> _TASK BRIEF_
Your output should match the listing below word for word, without any images.

---*---

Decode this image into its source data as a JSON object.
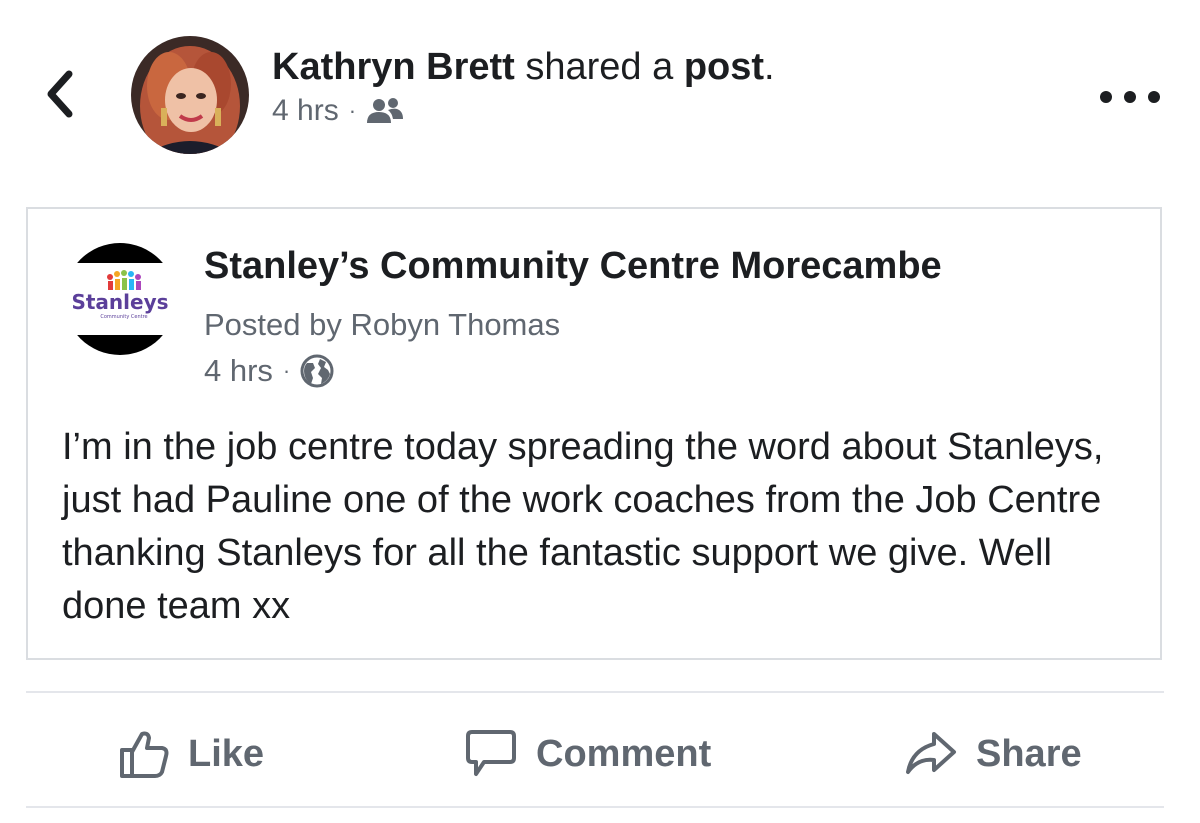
{
  "header": {
    "author": "Kathryn Brett",
    "action_text": "shared a",
    "object_text": "post",
    "period": ".",
    "timestamp": "4 hrs",
    "separator": "·",
    "audience_icon": "friends-icon"
  },
  "shared_post": {
    "page_name": "Stanley’s Community Centre Morecambe",
    "logo_text": "Stanleys",
    "logo_subtext": "Community Centre",
    "posted_by": "Posted by Robyn Thomas",
    "timestamp": "4 hrs",
    "separator": "·",
    "audience_icon": "globe-icon",
    "body": "I’m in the job centre today spreading the word about Stanleys, just had Pauline one of the work coaches from the Job Centre thanking Stanleys for all the fantastic support we give. Well done team xx"
  },
  "actions": {
    "like": "Like",
    "comment": "Comment",
    "share": "Share"
  },
  "colors": {
    "primary_text": "#1c1e21",
    "secondary_text": "#606770",
    "border": "#dadde1"
  }
}
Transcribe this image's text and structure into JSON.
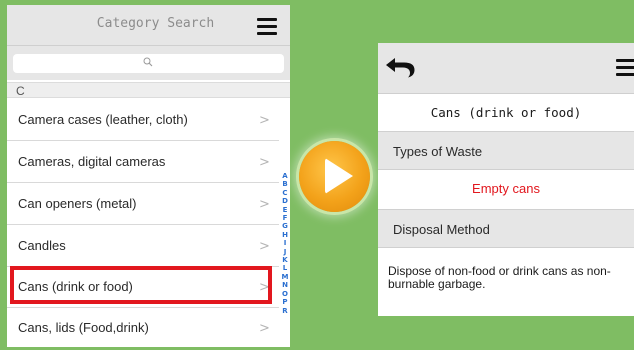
{
  "colors": {
    "background": "#7fbd63",
    "highlight": "#e2171e",
    "play_button": "#f3a21a",
    "index_letters": "#2a6fd0",
    "waste_value": "#e2171e"
  },
  "left_screen": {
    "title": "Category Search",
    "menu_icon": "hamburger-menu-icon",
    "search": {
      "placeholder": "",
      "icon": "search-icon"
    },
    "section_letter": "C",
    "items": [
      {
        "label": "Camera cases (leather, cloth)",
        "chevron": ">"
      },
      {
        "label": "Cameras, digital cameras",
        "chevron": ">"
      },
      {
        "label": "Can openers (metal)",
        "chevron": ">"
      },
      {
        "label": "Candles",
        "chevron": ">"
      },
      {
        "label": "Cans (drink or food)",
        "chevron": ">",
        "selected": true
      },
      {
        "label": "Cans, lids  (Food,drink)",
        "chevron": ">"
      }
    ],
    "index_letters": [
      "A",
      "B",
      "C",
      "D",
      "E",
      "F",
      "G",
      "H",
      "I",
      "J",
      "K",
      "L",
      "M",
      "N",
      "O",
      "P",
      "R"
    ]
  },
  "transition": {
    "icon": "play-icon"
  },
  "right_screen": {
    "back_icon": "back-arrow-icon",
    "menu_icon": "hamburger-menu-icon",
    "title": "Cans (drink or food)",
    "types_label": "Types of Waste",
    "types_value": "Empty cans",
    "method_label": "Disposal Method",
    "method_text": "Dispose of non-food or drink cans as non-burnable garbage."
  }
}
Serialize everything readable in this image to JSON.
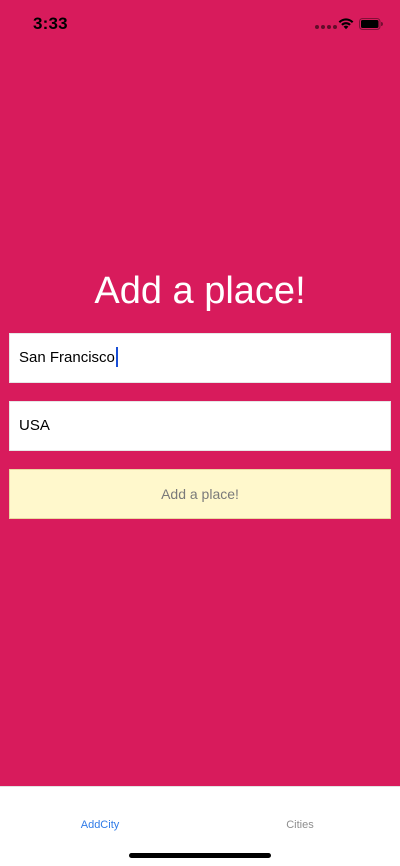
{
  "status_bar": {
    "time": "3:33"
  },
  "main": {
    "title": "Add a place!",
    "city_input": {
      "value": "San Francisco",
      "focused": true
    },
    "country_input": {
      "value": "USA"
    },
    "add_button_label": "Add a place!"
  },
  "tab_bar": {
    "tabs": [
      {
        "label": "AddCity",
        "active": true
      },
      {
        "label": "Cities",
        "active": false
      }
    ]
  },
  "colors": {
    "background": "#d81b5c",
    "button_bg": "#fff8cc",
    "active_tab": "#2f7be8",
    "inactive_tab": "#8e8e8e"
  },
  "icons": [
    "cellular-signal-icon",
    "wifi-icon",
    "battery-icon"
  ]
}
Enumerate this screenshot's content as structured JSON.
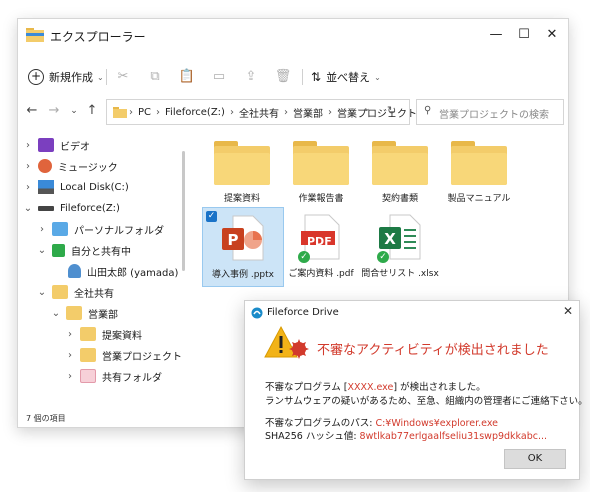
{
  "window": {
    "title": "エクスプローラー",
    "controls": {
      "minimize": "—",
      "maximize": "☐",
      "close": "✕"
    }
  },
  "toolbar": {
    "new_label": "新規作成",
    "sort_label": "並べ替え",
    "icons": [
      "cut-icon",
      "copy-icon",
      "paste-icon",
      "rename-icon",
      "share-icon",
      "delete-icon"
    ]
  },
  "address": {
    "crumbs": [
      "PC",
      "Fileforce(Z:)",
      "全社共有",
      "営業部",
      "営業プロジェクト"
    ],
    "search_placeholder": "営業プロジェクトの検索"
  },
  "sidebar": {
    "items": [
      {
        "label": "ビデオ"
      },
      {
        "label": "ミュージック"
      },
      {
        "label": "Local Disk(C:)"
      },
      {
        "label": "Fileforce(Z:)"
      },
      {
        "label": "パーソナルフォルダ"
      },
      {
        "label": "自分と共有中"
      },
      {
        "label": "山田太郎 (yamada)"
      },
      {
        "label": "全社共有"
      },
      {
        "label": "営業部"
      },
      {
        "label": "提案資料"
      },
      {
        "label": "営業プロジェクト"
      },
      {
        "label": "共有フォルダ"
      }
    ]
  },
  "status": {
    "count": "7 個の項目"
  },
  "files": [
    {
      "name": "提案資料",
      "kind": "folder"
    },
    {
      "name": "作業報告書",
      "kind": "folder"
    },
    {
      "name": "契約書類",
      "kind": "folder"
    },
    {
      "name": "製品マニュアル",
      "kind": "folder"
    },
    {
      "name": "導入事例 .pptx",
      "kind": "pptx"
    },
    {
      "name": "ご案内資料 .pdf",
      "kind": "pdf",
      "pdf_label": "PDF"
    },
    {
      "name": "問合せリスト .xlsx",
      "kind": "xlsx"
    }
  ],
  "dialog": {
    "title": "Fileforce Drive",
    "heading": "不審なアクティビティが検出されました",
    "line1_pre": "不審なプログラム [",
    "line1_prog": "XXXX.exe",
    "line1_post": "] が検出されました。",
    "line2": "ランサムウェアの疑いがあるため、至急、組織内の管理者にご連絡下さい。",
    "path_label": "不審なプログラムのパス: ",
    "path_value": "C:¥Windows¥explorer.exe",
    "hash_label": "SHA256 ハッシュ値: ",
    "hash_value": "8wtlkab77erlgaalfseliu31swp9dkkabc...",
    "ok_label": "OK"
  },
  "colors": {
    "accent": "#1a73c8",
    "alert": "#d23a2c",
    "folder": "#f3cc6a"
  }
}
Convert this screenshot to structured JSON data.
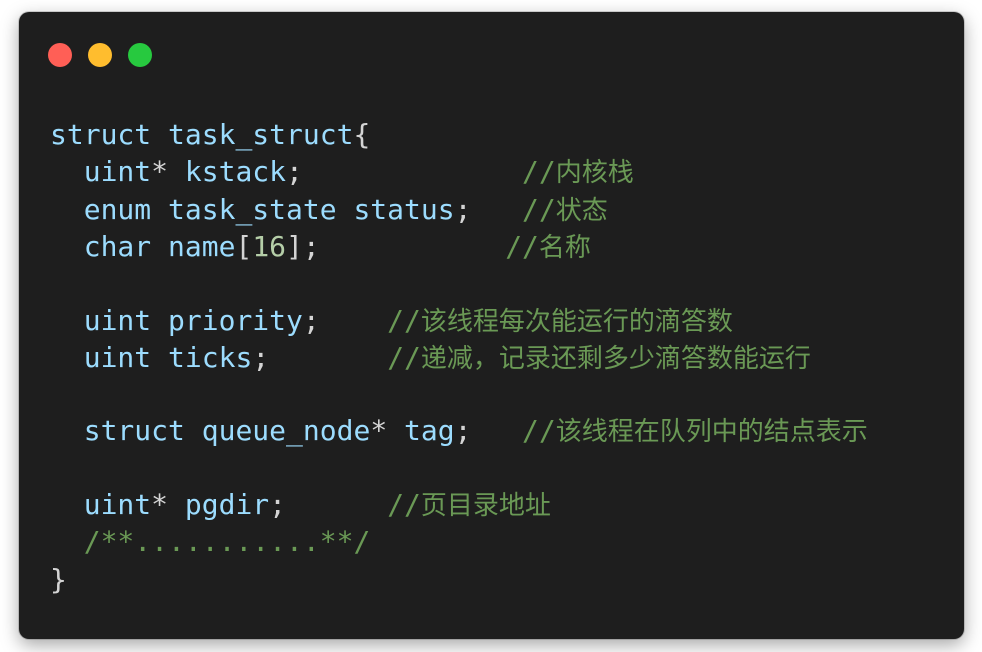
{
  "window": {
    "buttons": {
      "close": "close",
      "minimize": "minimize",
      "zoom": "zoom"
    }
  },
  "code": {
    "line1": {
      "kw": "struct",
      "name": "task_struct",
      "brace": "{"
    },
    "line2": {
      "type": "uint",
      "star": "*",
      "id": "kstack",
      "semi": ";",
      "comment_slashes": "//",
      "comment_text": "内核栈"
    },
    "line3": {
      "kw": "enum",
      "type": "task_state",
      "id": "status",
      "semi": ";",
      "comment_slashes": "//",
      "comment_text": "状态"
    },
    "line4": {
      "type": "char",
      "id": "name",
      "lb": "[",
      "num": "16",
      "rb": "]",
      "semi": ";",
      "comment_slashes": "//",
      "comment_text": "名称"
    },
    "line5": {
      "type": "uint",
      "id": "priority",
      "semi": ";",
      "comment_slashes": "//",
      "comment_text": "该线程每次能运行的滴答数"
    },
    "line6": {
      "type": "uint",
      "id": "ticks",
      "semi": ";",
      "comment_slashes": "//",
      "comment_text": "递减，记录还剩多少滴答数能运行"
    },
    "line7": {
      "kw": "struct",
      "type": "queue_node",
      "star": "*",
      "id": "tag",
      "semi": ";",
      "comment_slashes": "//",
      "comment_text": "该线程在队列中的结点表示"
    },
    "line8": {
      "type": "uint",
      "star": "*",
      "id": "pgdir",
      "semi": ";",
      "comment_slashes": "//",
      "comment_text": "页目录地址"
    },
    "line9": {
      "comment": "/**...........**/"
    },
    "line10": {
      "brace": "}"
    }
  }
}
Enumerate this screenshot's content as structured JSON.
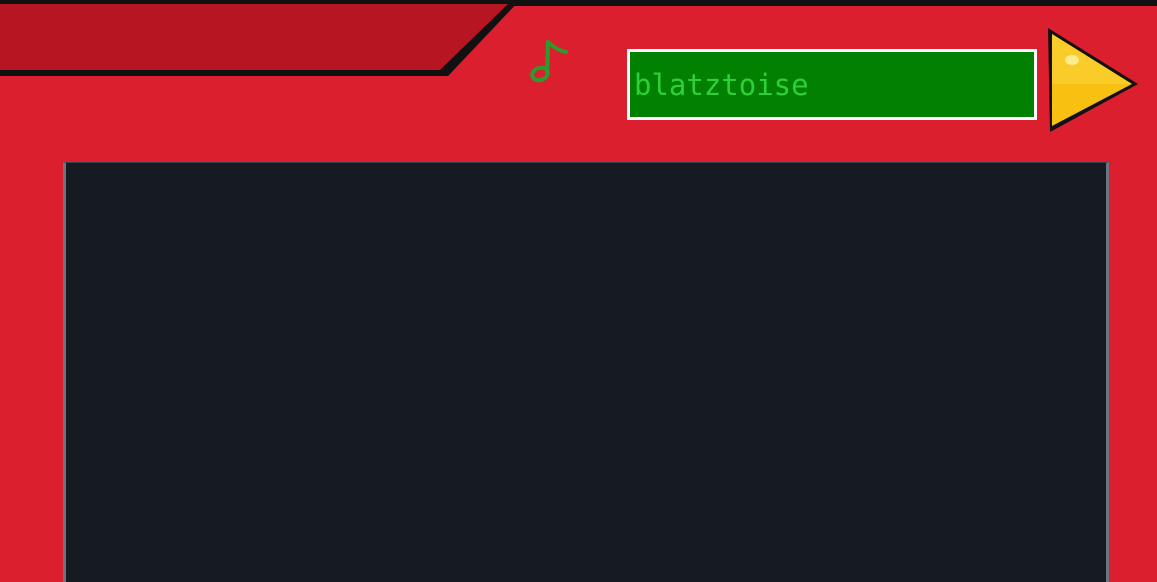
{
  "search": {
    "value": "blatztoise",
    "placeholder": ""
  },
  "icons": {
    "music": "music-note-icon",
    "go": "play-triangle-icon"
  },
  "colors": {
    "frame": "#db1f2e",
    "tab": "#b81522",
    "search_bg": "#028002",
    "search_text": "#2ed03a",
    "search_border": "#ffffff",
    "go_button": "#f8c010",
    "screen": "#151b21",
    "music_icon": "#2e9a2e"
  }
}
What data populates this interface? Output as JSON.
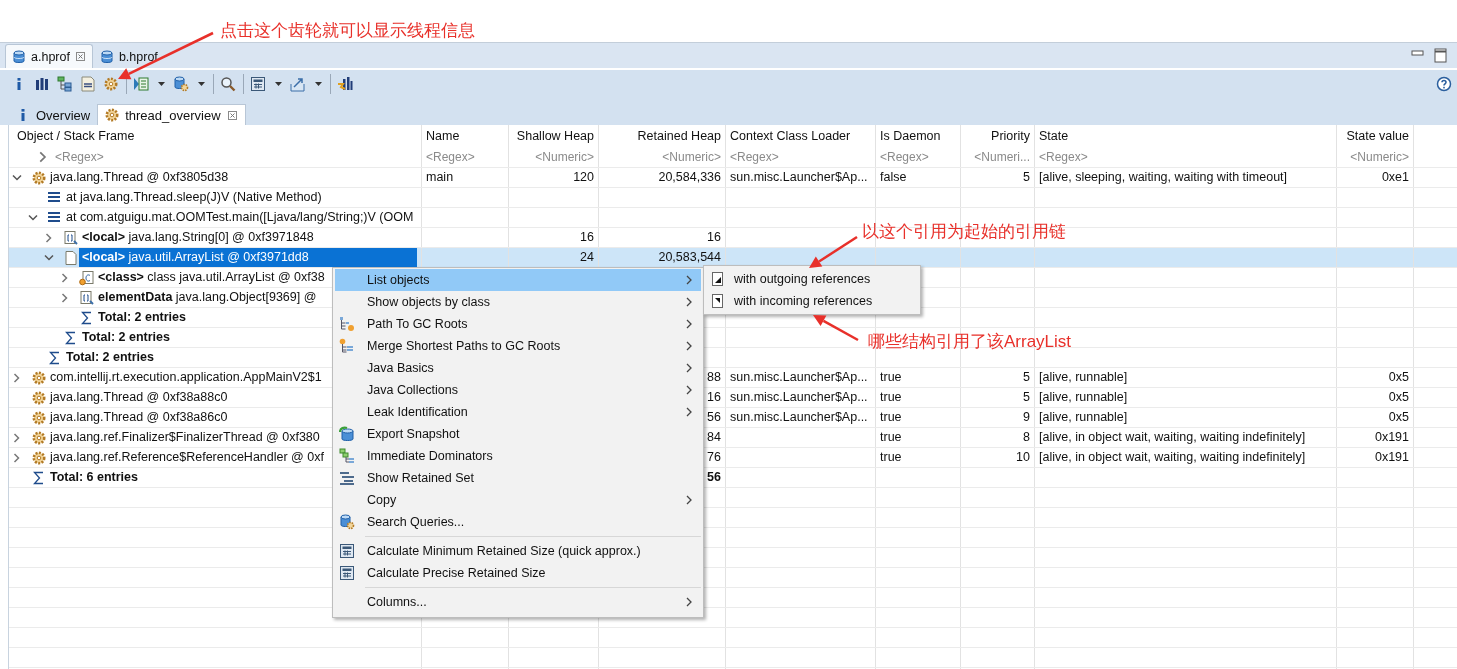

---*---

> _EXERCISE RESPONSE_
Decode this image into its source data as a JSON object.
{
  "header": {
    "author": "Kathryn Brett",
    "action_text": "shared a",
    "object_text": "post",
    "period": ".",
    "timestamp": "4 hrs",
    "separator": "·",
    "audience_icon": "friends-icon"
  },
  "shared_post": {
    "page_name": "Stanley’s Community Centre Morecambe",
    "logo_text": "Stanleys",
    "logo_subtext": "Community Centre",
    "posted_by": "Posted by Robyn Thomas",
    "timestamp": "4 hrs",
    "separator": "·",
    "audience_icon": "globe-icon",
    "body": "I’m in the job centre today spreading the word about Stanleys, just had Pauline one of the work coaches from the Job Centre thanking Stanleys for all the fantastic support we give. Well done team xx"
  },
  "actions": {
    "like": "Like",
    "comment": "Comment",
    "share": "Share"
  },
  "colors": {
    "primary_text": "#1c1e21",
    "secondary_text": "#606770",
    "border": "#dadde1"
  }
}
Transcribe this image's text and structure into JSON.
{
  "colors": {
    "background": "#7fbd63",
    "highlight": "#e2171e",
    "play_button": "#f3a21a",
    "index_letters": "#2a6fd0",
    "waste_value": "#e2171e"
  },
  "left_screen": {
    "title": "Category Search",
    "menu_icon": "hamburger-menu-icon",
    "search": {
      "placeholder": "",
      "icon": "search-icon"
    },
    "section_letter": "C",
    "items": [
      {
        "label": "Camera cases (leather, cloth)",
        "chevron": ">"
      },
      {
        "label": "Cameras, digital cameras",
        "chevron": ">"
      },
      {
        "label": "Can openers (metal)",
        "chevron": ">"
      },
      {
        "label": "Candles",
        "chevron": ">"
      },
      {
        "label": "Cans (drink or food)",
        "chevron": ">",
        "selected": true
      },
      {
        "label": "Cans, lids  (Food,drink)",
        "chevron": ">"
      }
    ],
    "index_letters": [
      "A",
      "B",
      "C",
      "D",
      "E",
      "F",
      "G",
      "H",
      "I",
      "J",
      "K",
      "L",
      "M",
      "N",
      "O",
      "P",
      "R"
    ]
  },
  "transition": {
    "icon": "play-icon"
  },
  "right_screen": {
    "back_icon": "back-arrow-icon",
    "menu_icon": "hamburger-menu-icon",
    "title": "Cans (drink or food)",
    "types_label": "Types of Waste",
    "types_value": "Empty cans",
    "method_label": "Disposal Method",
    "method_text": "Dispose of non-food or drink cans as non-burnable garbage."
  }
}
Serialize everything readable in this image to JSON.
{
  "status_bar": {
    "time": "3:33"
  },
  "main": {
    "title": "Add a place!",
    "city_input": {
      "value": "San Francisco",
      "focused": true
    },
    "country_input": {
      "value": "USA"
    },
    "add_button_label": "Add a place!"
  },
  "tab_bar": {
    "tabs": [
      {
        "label": "AddCity",
        "active": true
      },
      {
        "label": "Cities",
        "active": false
      }
    ]
  },
  "colors": {
    "background": "#d81b5c",
    "button_bg": "#fff8cc",
    "active_tab": "#2f7be8",
    "inactive_tab": "#8e8e8e"
  },
  "icons": [
    "cellular-signal-icon",
    "wifi-icon",
    "battery-icon"
  ]
}
Enumerate this screenshot's content as structured JSON.
{
  "window": {
    "title": "エクスプローラー",
    "controls": {
      "minimize": "—",
      "maximize": "☐",
      "close": "✕"
    }
  },
  "toolbar": {
    "new_label": "新規作成",
    "sort_label": "並べ替え",
    "icons": [
      "cut-icon",
      "copy-icon",
      "paste-icon",
      "rename-icon",
      "share-icon",
      "delete-icon"
    ]
  },
  "address": {
    "crumbs": [
      "PC",
      "Fileforce(Z:)",
      "全社共有",
      "営業部",
      "営業プロジェクト"
    ],
    "search_placeholder": "営業プロジェクトの検索"
  },
  "sidebar": {
    "items": [
      {
        "label": "ビデオ"
      },
      {
        "label": "ミュージック"
      },
      {
        "label": "Local Disk(C:)"
      },
      {
        "label": "Fileforce(Z:)"
      },
      {
        "label": "パーソナルフォルダ"
      },
      {
        "label": "自分と共有中"
      },
      {
        "label": "山田太郎 (yamada)"
      },
      {
        "label": "全社共有"
      },
      {
        "label": "営業部"
      },
      {
        "label": "提案資料"
      },
      {
        "label": "営業プロジェクト"
      },
      {
        "label": "共有フォルダ"
      }
    ]
  },
  "status": {
    "count": "7 個の項目"
  },
  "files": [
    {
      "name": "提案資料",
      "kind": "folder"
    },
    {
      "name": "作業報告書",
      "kind": "folder"
    },
    {
      "name": "契約書類",
      "kind": "folder"
    },
    {
      "name": "製品マニュアル",
      "kind": "folder"
    },
    {
      "name": "導入事例 .pptx",
      "kind": "pptx"
    },
    {
      "name": "ご案内資料 .pdf",
      "kind": "pdf",
      "pdf_label": "PDF"
    },
    {
      "name": "問合せリスト .xlsx",
      "kind": "xlsx"
    }
  ],
  "dialog": {
    "title": "Fileforce Drive",
    "heading": "不審なアクティビティが検出されました",
    "line1_pre": "不審なプログラム [",
    "line1_prog": "XXXX.exe",
    "line1_post": "] が検出されました。",
    "line2": "ランサムウェアの疑いがあるため、至急、組織内の管理者にご連絡下さい。",
    "path_label": "不審なプログラムのパス: ",
    "path_value": "C:¥Windows¥explorer.exe",
    "hash_label": "SHA256 ハッシュ値: ",
    "hash_value": "8wtlkab77erlgaalfseliu31swp9dkkabc...",
    "ok_label": "OK"
  },
  "colors": {
    "accent": "#1a73c8",
    "alert": "#d23a2c",
    "folder": "#f3cc6a"
  }
}
Convert this screenshot to structured JSON data.
{
  "window": {
    "buttons": {
      "close": "close",
      "minimize": "minimize",
      "zoom": "zoom"
    }
  },
  "code": {
    "line1": {
      "kw": "struct",
      "name": "task_struct",
      "brace": "{"
    },
    "line2": {
      "type": "uint",
      "star": "*",
      "id": "kstack",
      "semi": ";",
      "comment_slashes": "//",
      "comment_text": "内核栈"
    },
    "line3": {
      "kw": "enum",
      "type": "task_state",
      "id": "status",
      "semi": ";",
      "comment_slashes": "//",
      "comment_text": "状态"
    },
    "line4": {
      "type": "char",
      "id": "name",
      "lb": "[",
      "num": "16",
      "rb": "]",
      "semi": ";",
      "comment_slashes": "//",
      "comment_text": "名称"
    },
    "line5": {
      "type": "uint",
      "id": "priority",
      "semi": ";",
      "comment_slashes": "//",
      "comment_text": "该线程每次能运行的滴答数"
    },
    "line6": {
      "type": "uint",
      "id": "ticks",
      "semi": ";",
      "comment_slashes": "//",
      "comment_text": "递减，记录还剩多少滴答数能运行"
    },
    "line7": {
      "kw": "struct",
      "type": "queue_node",
      "star": "*",
      "id": "tag",
      "semi": ";",
      "comment_slashes": "//",
      "comment_text": "该线程在队列中的结点表示"
    },
    "line8": {
      "type": "uint",
      "star": "*",
      "id": "pgdir",
      "semi": ";",
      "comment_slashes": "//",
      "comment_text": "页目录地址"
    },
    "line9": {
      "comment": "/**...........**/"
    },
    "line10": {
      "brace": "}"
    }
  }
}
Enumerate this screenshot's content as structured JSON.
{
  "search": {
    "value": "blatztoise",
    "placeholder": ""
  },
  "icons": {
    "music": "music-note-icon",
    "go": "play-triangle-icon"
  },
  "colors": {
    "frame": "#db1f2e",
    "tab": "#b81522",
    "search_bg": "#028002",
    "search_text": "#2ed03a",
    "search_border": "#ffffff",
    "go_button": "#f8c010",
    "screen": "#151b21",
    "music_icon": "#2e9a2e"
  }
}
What data populates this interface? Output as JSON.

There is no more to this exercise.